Another student leader, Alice Smyth, GSB ’15, was a New Student Orientation Coordinator and is heavily involved in the Commuting Students Association.
Smyth is looking to see what the self-study reports on altering the events process that students currently have to go through.
“I think that the Middle States self-evaluation should list creating either one student liaison between all the 90+ clubs and organizations or they should encourage that each of the clubs and organizations create a position on their executive boards that is solely for the purpose of dealing with the OSLCD [Office of Student Leadership and Community Development] process,” Smyth said.
Also in the student life-related standards, Christopher Rodgers, dean of students, is chairing the student complaints and grievances sub-committee. These sub-committees look at different aspects of the overarching standards.
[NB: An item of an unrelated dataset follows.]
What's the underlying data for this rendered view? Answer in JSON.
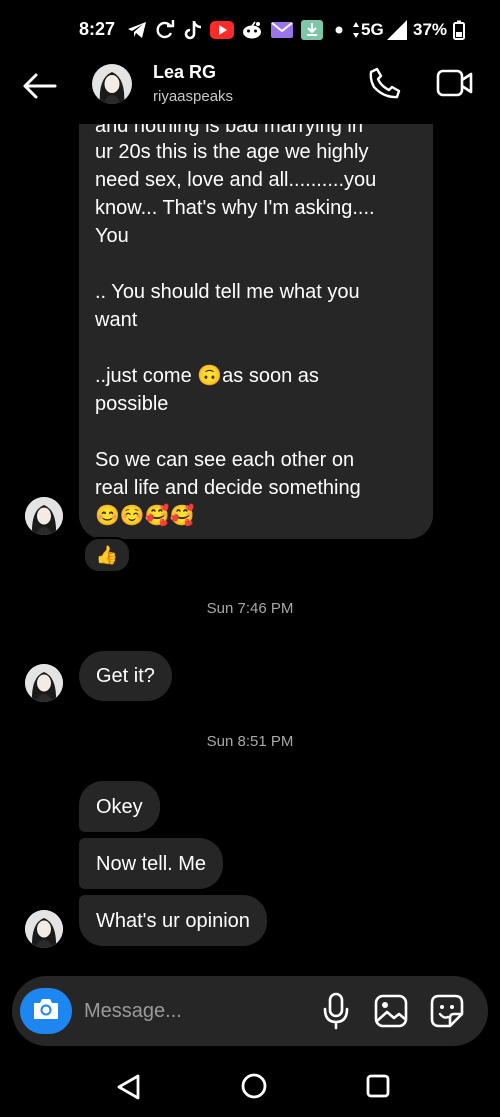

These standards or main questions about areas of the university that were created by the steering committee will be reported to the Student Life Council in December.
Crystal says that he wants to both to show the students and administration what is going on and to receive feedback from the Council.
After the self–study is complete, the Middle States evaluators, which are a team of administrators from other universities, will get a chance to read it before they arrive on campus in spring 2016.
“They’ll have an opportunity to meet students, faculty, administrators,” Crystal said. “Basically, it’s a way to flesh out what the self-study says, make sure that the self-study is an accurate representation.”
Until then, Crystal and his committee are continuing to gather as much information as possible to finish the self-study, hopefully by the end of next semester.
Kelly Kultys is the Editor-in-Chief for The Fordham Ram.